Author Affiliations


From the Laboratories and Service of Dr. Isadore Rosen, Mount Sinai Hospital, and from the Skin and Cancer Unit of the New York Post-Graduate Medical School and Hospital.

Arch Derm Syphilol. 1940;42(3):426-437. doi:10.1001/archderm.1940.01490150030005

If living fungi can be disseminated hematogenously from a primary focus to other areas of the skin, they can give rise either to new areas of mycotic infections or to dermatophytids. It has been suggested that these secondary lesions would be more common were it not for the fact that contact of the fungi with the circulating blood reduces their virulence1 and even causes their destruction.2

Per and Braude,3 as well as Jessner and Hoffman,1 have apparently demonstrated fungicidal antibodies in patients with fungous infections. Furthermore, Ayres and Anderson2 maintained that only patients with trichophytids have such humoral fungicidal substances. Based on such a premise, Traub and Tolmach4 used "convalescent serum" from patients with dermatophytids in the treatment of fungous infections.
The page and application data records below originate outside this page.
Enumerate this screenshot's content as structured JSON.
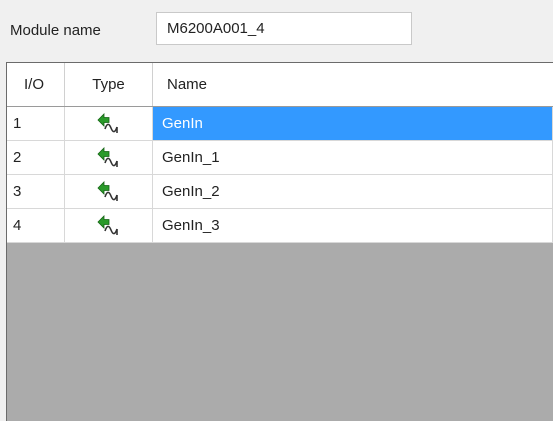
{
  "module": {
    "label": "Module name",
    "value": "M6200A001_4"
  },
  "table": {
    "columns": [
      "I/O",
      "Type",
      "Name"
    ],
    "rows": [
      {
        "io": "1",
        "type_icon": "generator-input-icon",
        "name": "GenIn",
        "selected": true
      },
      {
        "io": "2",
        "type_icon": "generator-input-icon",
        "name": "GenIn_1",
        "selected": false
      },
      {
        "io": "3",
        "type_icon": "generator-input-icon",
        "name": "GenIn_2",
        "selected": false
      },
      {
        "io": "4",
        "type_icon": "generator-input-icon",
        "name": "GenIn_3",
        "selected": false
      }
    ]
  },
  "colors": {
    "selection": "#3399ff",
    "empty_area": "#ababab",
    "icon_green": "#2a9a2a"
  }
}
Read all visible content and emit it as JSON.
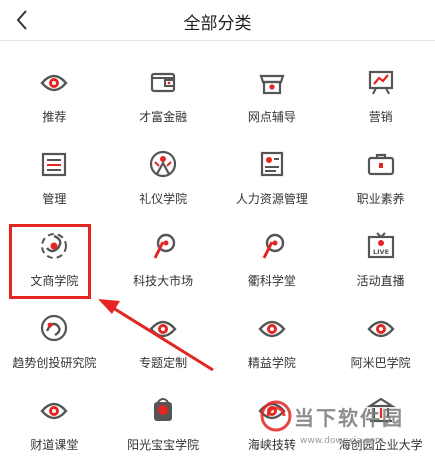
{
  "header": {
    "title": "全部分类"
  },
  "colors": {
    "accent": "#e32622",
    "icon_gray": "#555555",
    "icon_red": "#e32622"
  },
  "categories": [
    {
      "label": "推荐",
      "icon": "eye-shield-icon"
    },
    {
      "label": "才富金融",
      "icon": "wallet-icon"
    },
    {
      "label": "网点辅导",
      "icon": "store-icon"
    },
    {
      "label": "营销",
      "icon": "presentation-chart-icon"
    },
    {
      "label": "管理",
      "icon": "list-panel-icon"
    },
    {
      "label": "礼仪学院",
      "icon": "person-etiquette-icon"
    },
    {
      "label": "人力资源管理",
      "icon": "id-card-icon"
    },
    {
      "label": "职业素养",
      "icon": "briefcase-icon"
    },
    {
      "label": "文商学院",
      "icon": "swirl-emblem-icon"
    },
    {
      "label": "科技大市场",
      "icon": "tech-emblem-icon"
    },
    {
      "label": "衢科学堂",
      "icon": "tech-emblem-icon"
    },
    {
      "label": "活动直播",
      "icon": "live-tv-icon"
    },
    {
      "label": "趋势创投研究院",
      "icon": "trend-emblem-icon"
    },
    {
      "label": "专题定制",
      "icon": "eye-shield-icon"
    },
    {
      "label": "精益学院",
      "icon": "eye-shield-icon"
    },
    {
      "label": "阿米巴学院",
      "icon": "eye-shield-icon"
    },
    {
      "label": "财道课堂",
      "icon": "eye-shield-icon"
    },
    {
      "label": "阳光宝宝学院",
      "icon": "baby-bag-icon"
    },
    {
      "label": "海峡技转",
      "icon": "eye-shield-icon"
    },
    {
      "label": "海创园企业大学",
      "icon": "bank-emblem-icon"
    }
  ],
  "watermark": {
    "text": "当下软件园",
    "url": "www.downxia.com"
  }
}
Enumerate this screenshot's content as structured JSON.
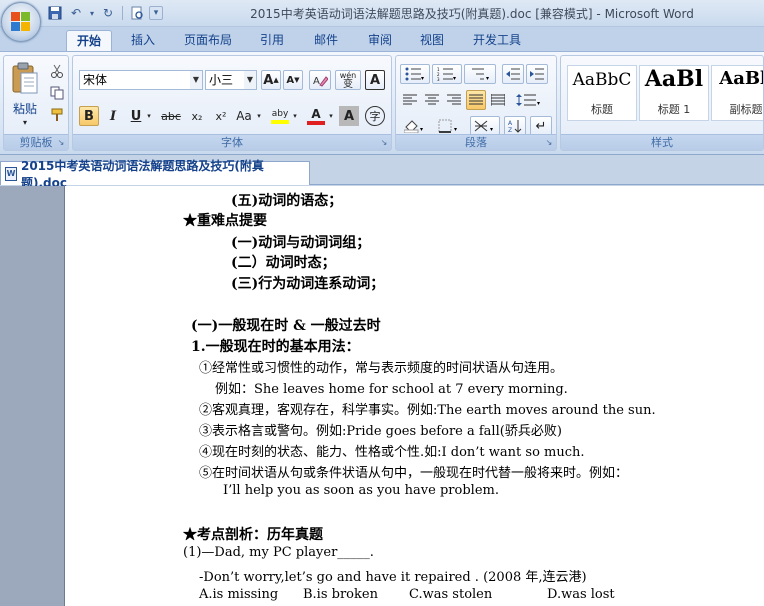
{
  "window": {
    "title": "2015中考英语动词语法解题思路及技巧(附真题).doc [兼容模式] - Microsoft Word"
  },
  "qat": {
    "save_icon": "save-icon",
    "undo_icon": "undo-icon",
    "redo_icon": "redo-icon"
  },
  "tabs": [
    {
      "label": "开始",
      "active": true
    },
    {
      "label": "插入"
    },
    {
      "label": "页面布局"
    },
    {
      "label": "引用"
    },
    {
      "label": "邮件"
    },
    {
      "label": "审阅"
    },
    {
      "label": "视图"
    },
    {
      "label": "开发工具"
    }
  ],
  "ribbon": {
    "clipboard": {
      "label": "剪贴板",
      "paste": "粘贴"
    },
    "font": {
      "label": "字体",
      "font_name": "宋体",
      "font_size": "小三",
      "grow_label": "A",
      "shrink_label": "A",
      "phonetic_label": "wén",
      "phonetic_char": "变",
      "border_label": "A",
      "bold": "B",
      "italic": "I",
      "underline": "U",
      "strike": "abc",
      "subscript": "x₂",
      "superscript": "x²",
      "change_case": "Aa",
      "highlight_label": "aby",
      "font_color_label": "A",
      "shade_label": "A",
      "enclose_label": "字"
    },
    "paragraph": {
      "label": "段落"
    },
    "styles": {
      "label": "样式",
      "items": [
        {
          "preview": "AaBbC",
          "name": "标题"
        },
        {
          "preview": "AaBl",
          "name": "标题 1"
        },
        {
          "preview": "AaBb",
          "name": "副标题"
        }
      ]
    }
  },
  "document_tab": {
    "label": "2015中考英语动词语法解题思路及技巧(附真题).doc"
  },
  "document": {
    "lines": [
      "(五)动词的语态；",
      "★重难点提要",
      "(一)动词与动词词组；",
      "(二）动词时态；",
      "(三)行为动词连系动词；",
      "(一)一般现在时 & 一般过去时",
      "1.一般现在时的基本用法：",
      "①经常性或习惯性的动作，常与表示频度的时间状语从句连用。",
      "例如：She leaves home for school at 7 every morning.",
      "②客观真理，客观存在，科学事实。例如:The earth moves around the sun.",
      "③表示格言或警句。例如:Pride goes before a fall(骄兵必败)",
      "④现在时刻的状态、能力、性格或个性.如:I don’t want so much.",
      "⑤在时间状语从句或条件状语从句中，一般现在时代替一般将来时。例如：",
      "I’ll help you as soon as you have problem.",
      "★考点剖析：历年真题",
      "(1)—Dad, my PC player_____.",
      "-Don’t worry,let’s go and have it repaired . (2008 年,连云港)",
      "A.is missing",
      "B.is broken",
      "C.was stolen",
      "D.was lost"
    ]
  }
}
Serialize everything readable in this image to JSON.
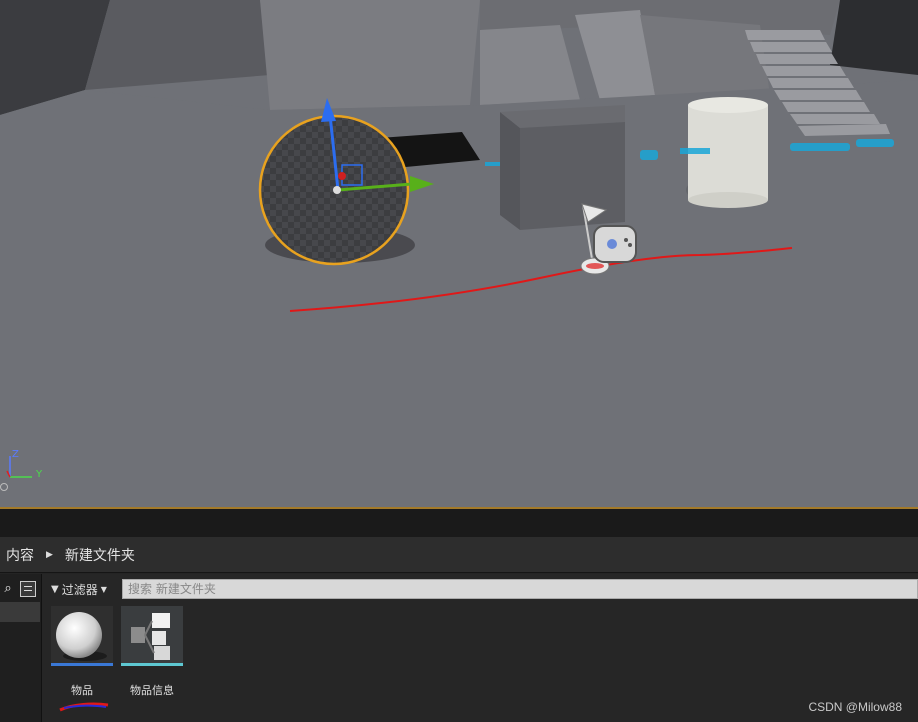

Lewis and Hopper5 were unable to substantiate the findings of Ayres and Anderson.2

These rather isolated but more or less related